Larry Smith, editor of the Earnest Christian writes, “We admire this action by our brethren in the North Michigan Conference. There is nothing that is more desperately needed throughout the holiness movement than clear-cut separation from worldly religious organizations. Free Methodism has been universally betrayed into the hands of the enemies of historic Methodism. How tragic that good and holy men should remain within a backslidden denomination which God has largely forsaken. [We admire] their action that said if this means secession from the church or even expulsion, let it come.”
The first General Conference of the United Holiness Church of North America was on June 15, 1966, held at a camp meeting in Carson City, in which E.D. Coxon, a former Free Methodist District Superintendent was elected the General Superintendent of the new denomination. The United Holiness Church soon grew to include between thirty to forty churches in addition to which was added mission work in Texas and Mexico. The denomination also published their own paper, known as the United Holiness Sentinel.
The denomination soon established Jordan College, located at Cedar Springs, as its denominational school. It became the centre of controversy in the late-1970’s and caused many churches to leave of which the majority become independent. In 1985 the denomination changed their name to the Wesleyan Bible Church of North America in an attempt to improve their image and to distant themselves from a Pentecostal group that was using a similar name in the southern United States.
In the mid-1990’s the United Holiness Church began to seek merger with the Bible Methodists and invited Dr. James B. Keaton Sr. to become the General Superintendent (former G.S. being: E.D. Coxon, James H. Storey, and Lowell Derschied). In 1994, merger with the Bible Methodist Connection was established and the United Holiness Church, became the Great Lakes Conference.

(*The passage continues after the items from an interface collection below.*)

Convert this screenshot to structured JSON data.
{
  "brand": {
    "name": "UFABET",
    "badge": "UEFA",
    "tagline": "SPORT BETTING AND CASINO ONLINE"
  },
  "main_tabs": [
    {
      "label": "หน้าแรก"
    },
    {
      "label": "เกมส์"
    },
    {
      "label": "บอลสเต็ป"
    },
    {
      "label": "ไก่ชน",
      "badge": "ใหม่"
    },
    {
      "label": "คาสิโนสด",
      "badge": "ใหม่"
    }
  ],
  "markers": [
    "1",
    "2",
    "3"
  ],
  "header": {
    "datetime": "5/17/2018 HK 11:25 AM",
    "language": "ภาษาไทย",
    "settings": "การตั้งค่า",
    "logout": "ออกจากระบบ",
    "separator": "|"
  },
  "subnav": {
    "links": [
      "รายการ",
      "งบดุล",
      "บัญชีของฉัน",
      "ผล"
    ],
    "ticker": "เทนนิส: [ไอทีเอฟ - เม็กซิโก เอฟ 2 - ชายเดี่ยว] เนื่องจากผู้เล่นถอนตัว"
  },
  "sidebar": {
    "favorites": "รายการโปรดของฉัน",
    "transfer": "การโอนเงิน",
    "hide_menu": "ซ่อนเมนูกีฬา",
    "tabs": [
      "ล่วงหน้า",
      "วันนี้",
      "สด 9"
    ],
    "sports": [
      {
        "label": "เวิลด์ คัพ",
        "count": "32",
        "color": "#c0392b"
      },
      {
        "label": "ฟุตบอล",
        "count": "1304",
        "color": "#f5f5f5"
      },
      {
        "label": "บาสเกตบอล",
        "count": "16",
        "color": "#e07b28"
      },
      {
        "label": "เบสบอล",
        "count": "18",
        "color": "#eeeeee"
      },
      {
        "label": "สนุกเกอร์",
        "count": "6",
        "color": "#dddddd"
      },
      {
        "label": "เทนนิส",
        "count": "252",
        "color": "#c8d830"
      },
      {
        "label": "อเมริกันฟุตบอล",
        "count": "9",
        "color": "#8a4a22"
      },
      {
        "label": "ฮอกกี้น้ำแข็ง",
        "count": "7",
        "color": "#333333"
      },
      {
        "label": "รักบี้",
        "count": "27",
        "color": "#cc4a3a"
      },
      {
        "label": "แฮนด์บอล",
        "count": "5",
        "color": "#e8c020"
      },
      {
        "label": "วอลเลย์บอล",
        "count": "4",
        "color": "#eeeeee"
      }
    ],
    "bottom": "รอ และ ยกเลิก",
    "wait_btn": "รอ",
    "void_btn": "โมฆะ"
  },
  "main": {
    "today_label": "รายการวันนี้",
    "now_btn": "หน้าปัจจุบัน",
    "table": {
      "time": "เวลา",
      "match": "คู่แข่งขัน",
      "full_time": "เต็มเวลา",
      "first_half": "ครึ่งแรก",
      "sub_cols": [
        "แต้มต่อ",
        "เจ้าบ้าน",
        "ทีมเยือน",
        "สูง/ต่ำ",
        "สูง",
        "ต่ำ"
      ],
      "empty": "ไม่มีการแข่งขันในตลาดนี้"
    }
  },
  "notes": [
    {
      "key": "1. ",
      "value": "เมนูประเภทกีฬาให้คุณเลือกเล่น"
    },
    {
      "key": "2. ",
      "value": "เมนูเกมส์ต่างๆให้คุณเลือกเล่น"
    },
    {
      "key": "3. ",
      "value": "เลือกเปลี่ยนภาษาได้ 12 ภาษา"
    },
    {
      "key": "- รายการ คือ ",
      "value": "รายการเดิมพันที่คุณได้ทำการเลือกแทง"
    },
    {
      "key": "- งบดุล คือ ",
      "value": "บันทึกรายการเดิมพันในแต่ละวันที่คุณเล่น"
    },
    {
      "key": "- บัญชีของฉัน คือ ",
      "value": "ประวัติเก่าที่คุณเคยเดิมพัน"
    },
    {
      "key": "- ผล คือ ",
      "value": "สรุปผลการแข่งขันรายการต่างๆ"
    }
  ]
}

The Conference’s current leader is Rev. Blake Jones, who became conference president in 1999.